#### [Page and application data records]
=== Begin Enclosure ===

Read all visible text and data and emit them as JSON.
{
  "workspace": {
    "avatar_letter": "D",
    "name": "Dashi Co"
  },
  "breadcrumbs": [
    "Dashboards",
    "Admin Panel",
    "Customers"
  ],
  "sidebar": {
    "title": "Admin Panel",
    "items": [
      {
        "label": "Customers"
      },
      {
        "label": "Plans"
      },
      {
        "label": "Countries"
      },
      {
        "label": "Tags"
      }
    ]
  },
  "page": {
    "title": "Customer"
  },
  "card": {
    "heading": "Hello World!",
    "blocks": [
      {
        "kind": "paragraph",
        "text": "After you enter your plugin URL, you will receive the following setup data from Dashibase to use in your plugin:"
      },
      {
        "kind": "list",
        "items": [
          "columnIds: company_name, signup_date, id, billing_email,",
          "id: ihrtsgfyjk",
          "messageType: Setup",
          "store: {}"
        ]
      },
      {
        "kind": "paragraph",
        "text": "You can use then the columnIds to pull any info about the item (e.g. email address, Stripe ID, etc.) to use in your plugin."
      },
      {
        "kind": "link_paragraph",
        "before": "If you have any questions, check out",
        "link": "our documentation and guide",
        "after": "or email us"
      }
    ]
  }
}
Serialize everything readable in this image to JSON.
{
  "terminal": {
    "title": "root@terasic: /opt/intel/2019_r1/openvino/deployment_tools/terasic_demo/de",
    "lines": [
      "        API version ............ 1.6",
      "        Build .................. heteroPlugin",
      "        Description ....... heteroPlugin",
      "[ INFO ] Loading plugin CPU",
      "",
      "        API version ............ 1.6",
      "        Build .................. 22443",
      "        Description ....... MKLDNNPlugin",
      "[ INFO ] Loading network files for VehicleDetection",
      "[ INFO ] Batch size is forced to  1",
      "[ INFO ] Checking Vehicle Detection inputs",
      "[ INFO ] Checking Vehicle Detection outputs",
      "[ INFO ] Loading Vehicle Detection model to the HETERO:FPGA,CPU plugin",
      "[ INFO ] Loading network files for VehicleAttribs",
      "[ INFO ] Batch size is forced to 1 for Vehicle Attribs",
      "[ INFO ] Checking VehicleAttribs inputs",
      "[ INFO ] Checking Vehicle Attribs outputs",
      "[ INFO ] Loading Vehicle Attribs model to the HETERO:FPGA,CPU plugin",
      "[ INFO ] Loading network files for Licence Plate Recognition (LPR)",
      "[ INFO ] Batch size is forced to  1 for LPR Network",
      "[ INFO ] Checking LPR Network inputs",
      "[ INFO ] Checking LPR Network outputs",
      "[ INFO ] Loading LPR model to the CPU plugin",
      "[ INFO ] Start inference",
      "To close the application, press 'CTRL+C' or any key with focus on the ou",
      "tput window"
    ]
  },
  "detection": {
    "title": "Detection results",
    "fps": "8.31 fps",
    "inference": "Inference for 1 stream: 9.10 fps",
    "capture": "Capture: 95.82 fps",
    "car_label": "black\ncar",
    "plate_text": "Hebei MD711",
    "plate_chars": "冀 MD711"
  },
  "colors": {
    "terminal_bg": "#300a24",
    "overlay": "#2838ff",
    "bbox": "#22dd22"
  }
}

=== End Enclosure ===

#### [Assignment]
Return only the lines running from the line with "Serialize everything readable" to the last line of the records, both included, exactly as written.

#### [Result of this exercise]
Serialize everything readable in this image to JSON.
{
  "terminal": {
    "title": "root@terasic: /opt/intel/2019_r1/openvino/deployment_tools/terasic_demo/de",
    "lines": [
      "        API version ............ 1.6",
      "        Build .................. heteroPlugin",
      "        Description ....... heteroPlugin",
      "[ INFO ] Loading plugin CPU",
      "",
      "        API version ............ 1.6",
      "        Build .................. 22443",
      "        Description ....... MKLDNNPlugin",
      "[ INFO ] Loading network files for VehicleDetection",
      "[ INFO ] Batch size is forced to  1",
      "[ INFO ] Checking Vehicle Detection inputs",
      "[ INFO ] Checking Vehicle Detection outputs",
      "[ INFO ] Loading Vehicle Detection model to the HETERO:FPGA,CPU plugin",
      "[ INFO ] Loading network files for VehicleAttribs",
      "[ INFO ] Batch size is forced to 1 for Vehicle Attribs",
      "[ INFO ] Checking VehicleAttribs inputs",
      "[ INFO ] Checking Vehicle Attribs outputs",
      "[ INFO ] Loading Vehicle Attribs model to the HETERO:FPGA,CPU plugin",
      "[ INFO ] Loading network files for Licence Plate Recognition (LPR)",
      "[ INFO ] Batch size is forced to  1 for LPR Network",
      "[ INFO ] Checking LPR Network inputs",
      "[ INFO ] Checking LPR Network outputs",
      "[ INFO ] Loading LPR model to the CPU plugin",
      "[ INFO ] Start inference",
      "To close the application, press 'CTRL+C' or any key with focus on the ou",
      "tput window"
    ]
  },
  "detection": {
    "title": "Detection results",
    "fps": "8.31 fps",
    "inference": "Inference for 1 stream: 9.10 fps",
    "capture": "Capture: 95.82 fps",
    "car_label": "black\ncar",
    "plate_text": "Hebei MD711",
    "plate_chars": "冀 MD711"
  },
  "colors": {
    "terminal_bg": "#300a24",
    "overlay": "#2838ff",
    "bbox": "#22dd22"
  }
}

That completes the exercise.